Speed up biometric voter registration

Source: Speed up biometric voter registration – DailyNews Live January 14, 2017

Jeffrey Muvundusi

BULAWAYO – The delay in the commencement of biometric voter registration
is likely to compromise the quality and integrity of the new voters’ roll,
a consortium of organisations running a new campaign, iVote2018, has said.

As the country prepares for the new polling station-based and biometric
voter registration for the 2018 harmonised elections, it is imperative for
the government and the Zimbabwe Electoral Commission (Zec) to speed up the

“Regional, continental and international best practices have shown that
successful introduction of electoral technology requires at least 24
months before the date of elections,” Liberty Bhebhe, spokesperson of the
consortium, said.

“It is hence worrying that the commission is unclear about the start and
end-dates for the voter registration process, with barely 18 months
remaining before the next elections.

“The remaining timeframe indicates that Zimbabwe has entered the red zone
if the notion to use electoral technology in compiling a fresh voters’
roll is pursued

“It is important that the pre-requisites for such are met in order for the
development not to compromise the integrity of the electoral process and

Zimbabwe is hoping thumb print scans and voter cards with electronic bar
codes will enable it to accurately register an estimated five million
voters and eliminate the kind of fraud that has undermined previous

An electoral roll riddled with fictitious names and omitting legitimate
voters, combined with ballot-stuffing and intimidation, marred previous
elections so badly that observers deemed them not to have been credible.

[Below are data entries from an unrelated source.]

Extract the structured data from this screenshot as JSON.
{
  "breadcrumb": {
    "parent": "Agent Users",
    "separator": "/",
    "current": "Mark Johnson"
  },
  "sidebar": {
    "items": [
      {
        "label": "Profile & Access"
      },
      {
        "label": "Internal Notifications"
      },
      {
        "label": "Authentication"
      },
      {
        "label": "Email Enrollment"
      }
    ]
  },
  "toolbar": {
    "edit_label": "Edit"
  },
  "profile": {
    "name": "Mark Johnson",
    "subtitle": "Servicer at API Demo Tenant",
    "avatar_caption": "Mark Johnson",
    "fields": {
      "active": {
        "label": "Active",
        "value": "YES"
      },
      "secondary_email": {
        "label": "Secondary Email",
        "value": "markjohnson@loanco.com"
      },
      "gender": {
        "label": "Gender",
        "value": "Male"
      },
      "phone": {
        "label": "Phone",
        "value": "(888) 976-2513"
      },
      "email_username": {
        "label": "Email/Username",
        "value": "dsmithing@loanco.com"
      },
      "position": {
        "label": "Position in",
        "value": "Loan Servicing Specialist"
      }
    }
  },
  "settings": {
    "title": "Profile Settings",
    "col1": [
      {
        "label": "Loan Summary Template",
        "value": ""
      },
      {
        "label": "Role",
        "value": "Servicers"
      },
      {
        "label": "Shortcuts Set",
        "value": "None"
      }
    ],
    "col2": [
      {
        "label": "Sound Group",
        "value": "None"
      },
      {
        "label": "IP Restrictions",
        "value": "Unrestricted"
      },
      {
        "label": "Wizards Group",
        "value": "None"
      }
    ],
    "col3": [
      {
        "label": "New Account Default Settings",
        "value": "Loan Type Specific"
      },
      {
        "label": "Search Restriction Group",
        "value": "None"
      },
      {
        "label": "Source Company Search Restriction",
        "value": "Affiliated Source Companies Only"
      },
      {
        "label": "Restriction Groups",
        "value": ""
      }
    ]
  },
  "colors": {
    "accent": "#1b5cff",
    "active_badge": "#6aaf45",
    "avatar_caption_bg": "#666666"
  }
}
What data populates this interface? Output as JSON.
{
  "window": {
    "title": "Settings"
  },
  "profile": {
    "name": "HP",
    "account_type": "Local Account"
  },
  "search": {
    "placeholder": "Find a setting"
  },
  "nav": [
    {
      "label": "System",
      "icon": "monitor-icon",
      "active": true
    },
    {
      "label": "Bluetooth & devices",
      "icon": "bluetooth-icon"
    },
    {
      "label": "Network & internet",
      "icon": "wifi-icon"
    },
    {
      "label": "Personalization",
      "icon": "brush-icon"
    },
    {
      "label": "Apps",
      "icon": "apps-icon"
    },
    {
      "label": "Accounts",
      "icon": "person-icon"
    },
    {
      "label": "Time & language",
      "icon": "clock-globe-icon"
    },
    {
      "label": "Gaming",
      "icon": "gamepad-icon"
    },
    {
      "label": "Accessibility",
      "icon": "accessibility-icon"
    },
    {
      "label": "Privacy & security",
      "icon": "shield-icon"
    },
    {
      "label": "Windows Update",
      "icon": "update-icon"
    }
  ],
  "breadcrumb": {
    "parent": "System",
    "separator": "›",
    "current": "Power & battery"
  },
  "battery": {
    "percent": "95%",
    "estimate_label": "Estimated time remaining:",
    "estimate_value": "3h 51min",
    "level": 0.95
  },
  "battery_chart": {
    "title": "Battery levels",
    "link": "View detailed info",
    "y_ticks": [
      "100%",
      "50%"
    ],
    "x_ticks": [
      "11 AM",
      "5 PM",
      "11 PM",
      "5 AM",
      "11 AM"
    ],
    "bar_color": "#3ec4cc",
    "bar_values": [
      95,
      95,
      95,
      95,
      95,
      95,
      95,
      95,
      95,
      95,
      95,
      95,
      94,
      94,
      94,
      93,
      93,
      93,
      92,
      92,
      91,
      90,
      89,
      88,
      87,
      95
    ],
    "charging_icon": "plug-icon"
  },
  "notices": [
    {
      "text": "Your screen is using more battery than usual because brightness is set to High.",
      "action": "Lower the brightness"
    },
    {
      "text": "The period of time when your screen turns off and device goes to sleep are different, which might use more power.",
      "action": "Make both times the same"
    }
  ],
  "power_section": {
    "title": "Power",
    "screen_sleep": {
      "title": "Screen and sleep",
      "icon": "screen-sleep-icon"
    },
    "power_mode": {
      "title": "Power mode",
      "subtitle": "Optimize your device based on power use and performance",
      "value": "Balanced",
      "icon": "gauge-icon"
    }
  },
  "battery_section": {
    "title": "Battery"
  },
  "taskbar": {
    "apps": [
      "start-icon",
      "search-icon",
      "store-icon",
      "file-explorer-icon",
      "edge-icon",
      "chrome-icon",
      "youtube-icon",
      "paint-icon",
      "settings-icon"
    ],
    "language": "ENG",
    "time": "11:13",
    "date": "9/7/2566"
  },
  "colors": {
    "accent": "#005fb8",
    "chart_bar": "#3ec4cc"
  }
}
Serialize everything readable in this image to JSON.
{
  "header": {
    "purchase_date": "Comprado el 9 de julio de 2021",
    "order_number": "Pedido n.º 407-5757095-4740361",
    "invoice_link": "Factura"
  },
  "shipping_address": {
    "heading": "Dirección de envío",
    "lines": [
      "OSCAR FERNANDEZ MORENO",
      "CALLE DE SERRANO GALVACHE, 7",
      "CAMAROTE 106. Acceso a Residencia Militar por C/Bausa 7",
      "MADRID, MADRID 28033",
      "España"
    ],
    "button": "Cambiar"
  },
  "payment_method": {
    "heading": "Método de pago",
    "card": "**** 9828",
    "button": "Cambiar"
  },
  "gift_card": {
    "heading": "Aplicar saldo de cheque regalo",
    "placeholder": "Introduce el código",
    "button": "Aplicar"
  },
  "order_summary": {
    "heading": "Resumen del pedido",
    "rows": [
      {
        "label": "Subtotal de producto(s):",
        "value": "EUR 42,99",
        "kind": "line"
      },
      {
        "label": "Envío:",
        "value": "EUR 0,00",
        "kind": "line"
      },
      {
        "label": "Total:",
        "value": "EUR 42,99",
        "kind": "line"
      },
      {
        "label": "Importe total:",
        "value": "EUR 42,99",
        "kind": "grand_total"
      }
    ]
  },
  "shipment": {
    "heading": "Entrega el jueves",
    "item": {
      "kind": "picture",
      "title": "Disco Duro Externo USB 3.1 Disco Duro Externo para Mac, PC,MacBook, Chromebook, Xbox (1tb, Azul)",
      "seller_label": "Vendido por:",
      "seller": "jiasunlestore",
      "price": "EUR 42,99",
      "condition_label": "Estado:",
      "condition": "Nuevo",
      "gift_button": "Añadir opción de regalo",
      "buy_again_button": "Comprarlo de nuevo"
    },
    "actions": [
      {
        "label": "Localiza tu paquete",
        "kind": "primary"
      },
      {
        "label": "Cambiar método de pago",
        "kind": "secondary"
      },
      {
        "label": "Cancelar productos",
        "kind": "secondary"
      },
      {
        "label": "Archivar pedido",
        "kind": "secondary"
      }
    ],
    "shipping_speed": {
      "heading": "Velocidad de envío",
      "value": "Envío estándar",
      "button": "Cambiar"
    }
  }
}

A tender for electronic voter registration kits – laptop computers, finger
print scanners, cameras and printers – has been floated over the past

Zec chairperson Rita Makarau has said the delimitation exercise, a process
of country wide polling station catchment area mapping, has been done.

“Mapping was done to lay groundwork for the polling station-specific voter
registration in preparation for the 2018 harmonised elections,” Makarau
told journalists recently.

“The mapping exercise entailed drawing and describing polling station

“Each polling station would be allocated a maximum of 1 500 voters.

“The form of registration and polling was in line with the international
best practices.

“It was anticipated that the exercise was to be completed before end of
year though the exercise was being hampered by inaccessibility of other
areas due to rains.

“Provincial election officers and district election officers would
physically verify the demarcated polling areas.”

The consortium called on Zec to restore long lost trust between itself and

“In contexts such as Zimbabwe, where there is limited trust between the
commission, the electorate, and opposition political parties, it is
important that trust be restored trough ensuring transparency within the
entire process,” Bhebhe said.

Makarau has said her organisation is engaging all stakeholders to iron out
the issue of mistrust.

“Zec had always been neutral and would always conduct free and fair

“Zec was, however, haunted by lack of trust, which it was currently
addressing through stakeholder engagements,” she said.

Makarau also blamed the media for fuelling the doubt.

“Zec faced challenges of a polarised media which fuelled electoral
disputes through misinformation.

“To ensure that disputes were reduced, Zec conducted stakeholder

Bhebhe said it was important that citizen participation in the design and
implementation of the process is upheld and extensive civic and voter
education be implemented under a framework that allows civil society
organisations to play a central role.